Alternative Cooling Method

By Berzer ยท 5 replies
Dec 29, 2007
  1. i'm fairly new to all of the new cooling ideas, like water cooling. Seeing as how the water coolers run with a radiator, couldn't you modify an air conditioner to flow into your computer? I have a window unit that runs directly next to my computer and i started thinking, couldnt i just build something that runs cool air into my case from the window unit. Or does it need to go directly onto the Cpu and video cards to make the cooling effective. can anyone think of a negative reason not to do this?
  2. pdyckman@comcas

    pdyckman@comcas TS Rookie Posts: 527

    I have thought of the A/C idea too. As long as you can get the cool air into the case, it should work.
  3. Phil Harris

    Phil Harris TS Rookie Posts: 22

    Pointing the output from an A/C unit into the computer will work to reduce the ambient temperature inside the case, and as such will make everything run colder.
    A word of caution regarding condensation is necessary however. If the components are hot, and they meet very cold air then condensation will form. This condensation will cause water droplets to appear on your motherboard and anything that gets warm.
    There are two solutions to this. The first is to insulate the vulnerable parts with special waterproof coatings, this is messy and needs a lot of care with it's application. The second way is to not try to reduce the temperature so much as to allow condensation to form.
    The amount you can get away with depends on a lot of factors, especially how much moisture is in the air. If you live where there is high humidity, you might only be able to reduce temps by a few degrees, in a drier climate, up to about 10c could be possible.
    One way to test this is to fill a glass with water at around 60c and place it in the path of the cold air, this will illustrate the risk for your particular environment.
  4. Berzer

    Berzer TS Rookie Topic Starter Posts: 31

    thanks for the helpful information. that's a really good cautionary idea. i never thought about the condensation possiblility. i guess with such a large source of cold air it would almost over power the system. i live in the south and our humidity is always high so i know i would have condensation issues. probably not a good idea.
  5. PBNinja101

    PBNinja101 TS Rookie Posts: 48

    phase changing cooling FTW!

    Expensive, but u can get ur CPU to run at negative temps ;)

  6. SNGX1275

    SNGX1275 TS Forces Special Posts: 10,742   +422

    You won't get condensation blowing cold air on warm components, just pure physics/chemistry there. Another thing is window AC units run warm air over cold coils then blow the air out, so inherently the humidity going into the AC is greater than going out.

    I would only expect condensation if you take a cold PC and remove it from the AC vent, allowing warmer, humid air to be sucked in and blown against the components. Because in that instance you have cold components doing the same thing the cold coils do in an AC unit.
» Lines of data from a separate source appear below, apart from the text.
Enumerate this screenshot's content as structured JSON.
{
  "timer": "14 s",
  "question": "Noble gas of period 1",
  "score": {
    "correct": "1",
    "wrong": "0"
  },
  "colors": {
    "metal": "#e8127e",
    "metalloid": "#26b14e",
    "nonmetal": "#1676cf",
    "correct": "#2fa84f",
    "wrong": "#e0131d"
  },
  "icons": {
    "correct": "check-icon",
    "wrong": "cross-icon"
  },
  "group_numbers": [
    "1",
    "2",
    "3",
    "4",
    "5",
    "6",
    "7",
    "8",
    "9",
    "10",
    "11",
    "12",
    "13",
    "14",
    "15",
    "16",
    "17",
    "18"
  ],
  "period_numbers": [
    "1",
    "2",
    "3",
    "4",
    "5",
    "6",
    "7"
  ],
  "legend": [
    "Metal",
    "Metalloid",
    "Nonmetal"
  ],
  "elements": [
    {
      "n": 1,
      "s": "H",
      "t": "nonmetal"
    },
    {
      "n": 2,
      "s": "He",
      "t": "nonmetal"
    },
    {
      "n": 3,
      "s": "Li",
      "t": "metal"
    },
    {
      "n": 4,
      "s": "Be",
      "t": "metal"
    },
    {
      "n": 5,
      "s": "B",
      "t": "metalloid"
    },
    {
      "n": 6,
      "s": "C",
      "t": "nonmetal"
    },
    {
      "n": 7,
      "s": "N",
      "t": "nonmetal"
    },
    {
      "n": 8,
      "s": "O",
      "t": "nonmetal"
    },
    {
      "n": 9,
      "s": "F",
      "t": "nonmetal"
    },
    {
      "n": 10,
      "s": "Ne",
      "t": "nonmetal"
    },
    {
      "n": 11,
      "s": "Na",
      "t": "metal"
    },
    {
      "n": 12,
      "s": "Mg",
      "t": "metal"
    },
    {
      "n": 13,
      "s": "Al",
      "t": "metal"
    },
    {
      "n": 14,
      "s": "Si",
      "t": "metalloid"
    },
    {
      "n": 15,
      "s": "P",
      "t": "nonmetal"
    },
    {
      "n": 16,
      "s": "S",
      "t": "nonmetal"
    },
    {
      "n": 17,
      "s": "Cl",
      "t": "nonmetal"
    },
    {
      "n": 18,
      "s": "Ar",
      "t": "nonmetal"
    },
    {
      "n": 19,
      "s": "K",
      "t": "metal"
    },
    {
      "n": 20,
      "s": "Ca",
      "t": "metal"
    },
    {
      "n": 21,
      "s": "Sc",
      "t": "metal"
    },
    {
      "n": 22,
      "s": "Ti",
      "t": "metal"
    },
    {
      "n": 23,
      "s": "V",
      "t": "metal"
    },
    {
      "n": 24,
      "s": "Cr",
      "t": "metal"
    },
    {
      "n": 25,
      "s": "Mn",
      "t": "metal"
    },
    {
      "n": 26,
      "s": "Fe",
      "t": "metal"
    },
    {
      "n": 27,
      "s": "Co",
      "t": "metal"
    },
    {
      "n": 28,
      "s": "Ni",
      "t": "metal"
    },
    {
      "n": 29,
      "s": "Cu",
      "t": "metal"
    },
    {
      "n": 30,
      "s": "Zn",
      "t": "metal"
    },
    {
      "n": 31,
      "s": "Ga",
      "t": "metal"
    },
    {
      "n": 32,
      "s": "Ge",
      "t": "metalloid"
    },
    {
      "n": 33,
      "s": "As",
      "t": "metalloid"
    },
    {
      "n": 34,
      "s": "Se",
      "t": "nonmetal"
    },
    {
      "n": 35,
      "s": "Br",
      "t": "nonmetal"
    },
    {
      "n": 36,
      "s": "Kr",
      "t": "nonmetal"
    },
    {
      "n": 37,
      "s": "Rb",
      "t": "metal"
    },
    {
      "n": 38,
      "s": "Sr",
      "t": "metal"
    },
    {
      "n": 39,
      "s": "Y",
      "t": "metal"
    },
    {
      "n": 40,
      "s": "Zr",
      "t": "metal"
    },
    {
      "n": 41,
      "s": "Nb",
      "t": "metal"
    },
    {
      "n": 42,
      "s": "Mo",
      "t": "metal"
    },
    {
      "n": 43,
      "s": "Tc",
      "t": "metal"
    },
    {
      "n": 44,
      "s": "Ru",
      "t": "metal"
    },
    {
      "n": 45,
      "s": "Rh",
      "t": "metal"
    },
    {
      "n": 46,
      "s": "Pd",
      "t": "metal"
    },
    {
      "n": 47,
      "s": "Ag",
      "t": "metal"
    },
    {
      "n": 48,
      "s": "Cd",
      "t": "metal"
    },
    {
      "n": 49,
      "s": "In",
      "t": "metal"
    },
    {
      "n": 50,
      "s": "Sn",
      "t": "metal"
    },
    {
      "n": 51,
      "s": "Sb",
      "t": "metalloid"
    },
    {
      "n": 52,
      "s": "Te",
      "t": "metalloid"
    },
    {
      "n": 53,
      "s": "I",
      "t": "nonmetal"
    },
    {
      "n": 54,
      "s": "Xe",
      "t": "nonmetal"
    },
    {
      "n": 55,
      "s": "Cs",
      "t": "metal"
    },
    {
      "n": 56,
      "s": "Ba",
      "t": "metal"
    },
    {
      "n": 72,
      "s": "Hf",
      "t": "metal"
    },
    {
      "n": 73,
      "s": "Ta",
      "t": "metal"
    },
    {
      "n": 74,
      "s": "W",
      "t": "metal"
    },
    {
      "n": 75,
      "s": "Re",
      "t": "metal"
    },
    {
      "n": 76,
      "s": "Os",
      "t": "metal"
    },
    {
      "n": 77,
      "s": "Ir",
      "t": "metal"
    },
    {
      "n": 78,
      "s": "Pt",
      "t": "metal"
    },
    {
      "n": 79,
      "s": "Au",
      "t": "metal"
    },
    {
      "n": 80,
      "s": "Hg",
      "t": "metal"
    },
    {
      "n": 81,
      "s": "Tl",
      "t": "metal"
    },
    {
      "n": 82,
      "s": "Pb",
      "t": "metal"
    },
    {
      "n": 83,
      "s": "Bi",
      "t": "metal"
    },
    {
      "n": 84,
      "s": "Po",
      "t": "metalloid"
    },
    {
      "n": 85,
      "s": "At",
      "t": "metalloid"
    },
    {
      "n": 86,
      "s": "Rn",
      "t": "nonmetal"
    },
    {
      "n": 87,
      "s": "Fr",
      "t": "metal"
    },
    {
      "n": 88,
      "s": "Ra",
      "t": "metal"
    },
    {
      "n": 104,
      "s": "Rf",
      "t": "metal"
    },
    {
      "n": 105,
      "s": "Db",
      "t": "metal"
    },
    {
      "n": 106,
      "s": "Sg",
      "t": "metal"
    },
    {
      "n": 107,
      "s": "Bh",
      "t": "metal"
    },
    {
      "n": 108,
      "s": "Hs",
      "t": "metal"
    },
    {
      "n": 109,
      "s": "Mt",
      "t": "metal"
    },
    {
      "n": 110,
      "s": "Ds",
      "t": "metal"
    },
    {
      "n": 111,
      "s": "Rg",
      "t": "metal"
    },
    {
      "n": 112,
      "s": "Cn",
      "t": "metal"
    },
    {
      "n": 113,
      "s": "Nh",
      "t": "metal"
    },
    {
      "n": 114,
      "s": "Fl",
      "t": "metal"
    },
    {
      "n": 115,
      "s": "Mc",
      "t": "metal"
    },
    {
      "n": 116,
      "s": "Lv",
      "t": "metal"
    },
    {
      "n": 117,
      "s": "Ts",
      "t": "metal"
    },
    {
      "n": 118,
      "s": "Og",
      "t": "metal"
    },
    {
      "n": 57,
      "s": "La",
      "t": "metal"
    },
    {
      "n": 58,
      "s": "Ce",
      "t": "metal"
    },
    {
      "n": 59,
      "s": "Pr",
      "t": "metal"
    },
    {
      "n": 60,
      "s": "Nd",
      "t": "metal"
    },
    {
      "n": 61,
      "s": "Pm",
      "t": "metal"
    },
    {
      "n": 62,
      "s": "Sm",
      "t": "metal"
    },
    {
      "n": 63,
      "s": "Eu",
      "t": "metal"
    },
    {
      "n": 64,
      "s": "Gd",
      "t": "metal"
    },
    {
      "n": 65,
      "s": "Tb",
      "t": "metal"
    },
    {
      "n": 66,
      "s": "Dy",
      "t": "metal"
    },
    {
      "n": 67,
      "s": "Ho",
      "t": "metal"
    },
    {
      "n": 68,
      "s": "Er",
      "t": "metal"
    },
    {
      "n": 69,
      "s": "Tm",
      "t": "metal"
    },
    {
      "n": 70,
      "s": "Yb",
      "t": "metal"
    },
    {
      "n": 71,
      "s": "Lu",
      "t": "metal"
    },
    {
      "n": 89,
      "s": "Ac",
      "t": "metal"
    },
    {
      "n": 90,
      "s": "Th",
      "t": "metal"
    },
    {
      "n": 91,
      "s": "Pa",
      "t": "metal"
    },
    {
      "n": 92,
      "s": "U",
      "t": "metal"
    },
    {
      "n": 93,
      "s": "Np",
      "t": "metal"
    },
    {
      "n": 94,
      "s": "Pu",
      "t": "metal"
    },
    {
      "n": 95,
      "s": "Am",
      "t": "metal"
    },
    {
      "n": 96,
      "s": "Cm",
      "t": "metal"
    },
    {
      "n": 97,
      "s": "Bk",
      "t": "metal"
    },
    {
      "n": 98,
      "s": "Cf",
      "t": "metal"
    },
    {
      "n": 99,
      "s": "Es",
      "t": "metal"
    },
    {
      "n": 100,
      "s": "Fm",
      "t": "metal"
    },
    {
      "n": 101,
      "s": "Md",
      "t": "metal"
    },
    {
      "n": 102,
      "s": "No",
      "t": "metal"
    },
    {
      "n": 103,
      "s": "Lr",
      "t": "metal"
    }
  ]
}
    If you stick a 60C water glass in the path of cold AC as said above, absolutely nothing will happen except your 60C water glass will get colder. What will get condensation is if you take a colder glass of water, and set it in a 75F room with some humidity. For condensation to happen the temperature of the object that has condensation form has to be at or below the Dew Point. You don't get this from taking a hot object to cool environment.
Topic Status:
Not open for further replies.

Similar Topics

Add your comment to this article

You need to be a member to leave a comment. Join thousands of tech enthusiasts and participate.
TechSpot Account You may also...